Last edited:
Mar 26, 2012
8,021
15,795
Maplewood, MN
Modifying a grip shifter? Wow. I'm kind of confused about which part is now JB welded instead of being the manufactured bond? Maybe you can show us along the way how everything fits together.

My experience with Grip Shift (since 1988) is that it has to be very specific in it's configuration, or it doesn't work properly. If you've figured out a bypass to that, I'm really impressed!
 
Aug 14, 2019
816
2,207
63
Modifying a grip shifter? Wow. I'm kind of confused about which part is now JB welded instead of being the manufactured bond? Maybe you can show us along the way how everything fits together.

My experience with Grip Shift (since 1988) is that it has to be very specific in it's configuration, or it doesn't work properly. If you've figured out a bypass to that, I'm really impressed!
I'll try to gets some pics to explain what I did, it's very simple.

Could you explain what doesn't work properly, I don't know anything about these shifters. I do know that shifter was mated to the back wheel on the bike, so it made sense to me to use it.
 
  • Like
Reactions: GuitarlCarl
Mar 26, 2012
8,021
15,795
Maplewood, MN
I'll try to gets some pics to explain what I did, it's very simple.

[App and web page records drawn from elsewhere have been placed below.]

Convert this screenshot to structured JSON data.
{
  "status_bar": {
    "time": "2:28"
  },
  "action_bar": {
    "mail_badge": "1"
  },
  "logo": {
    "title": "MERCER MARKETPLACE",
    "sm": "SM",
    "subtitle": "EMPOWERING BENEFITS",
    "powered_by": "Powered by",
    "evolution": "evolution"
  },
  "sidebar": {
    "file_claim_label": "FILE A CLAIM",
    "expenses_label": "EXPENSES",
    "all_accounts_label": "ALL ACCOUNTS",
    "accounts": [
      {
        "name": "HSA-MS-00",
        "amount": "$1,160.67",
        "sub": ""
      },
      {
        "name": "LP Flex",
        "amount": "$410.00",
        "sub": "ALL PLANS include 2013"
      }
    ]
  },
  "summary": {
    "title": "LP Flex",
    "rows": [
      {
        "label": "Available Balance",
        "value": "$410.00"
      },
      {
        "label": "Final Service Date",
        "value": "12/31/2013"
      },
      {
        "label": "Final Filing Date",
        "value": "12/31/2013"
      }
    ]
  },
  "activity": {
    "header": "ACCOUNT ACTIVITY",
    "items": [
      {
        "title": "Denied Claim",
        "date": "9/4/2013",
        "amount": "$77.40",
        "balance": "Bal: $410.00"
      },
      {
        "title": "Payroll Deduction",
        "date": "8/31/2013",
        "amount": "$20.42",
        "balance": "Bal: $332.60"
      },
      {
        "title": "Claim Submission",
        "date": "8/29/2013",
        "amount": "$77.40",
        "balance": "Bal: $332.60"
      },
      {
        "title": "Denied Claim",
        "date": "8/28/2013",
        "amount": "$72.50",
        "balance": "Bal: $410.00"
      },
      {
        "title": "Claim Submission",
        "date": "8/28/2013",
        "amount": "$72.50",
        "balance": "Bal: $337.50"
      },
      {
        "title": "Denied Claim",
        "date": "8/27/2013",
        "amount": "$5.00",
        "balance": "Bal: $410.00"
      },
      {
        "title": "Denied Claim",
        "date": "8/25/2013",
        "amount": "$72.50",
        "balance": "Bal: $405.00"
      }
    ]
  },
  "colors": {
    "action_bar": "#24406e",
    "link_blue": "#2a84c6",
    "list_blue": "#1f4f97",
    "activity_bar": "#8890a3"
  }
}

Could you explain what doesn't work properly, I don't know anything about these shifters. I do know that shifter was mated to the back wheel on the bike, so it made sense to me to use it.
Just that the shifter itself is pretty finicky. Has to be mated just right for the cable pull and shifter indexing to work just right.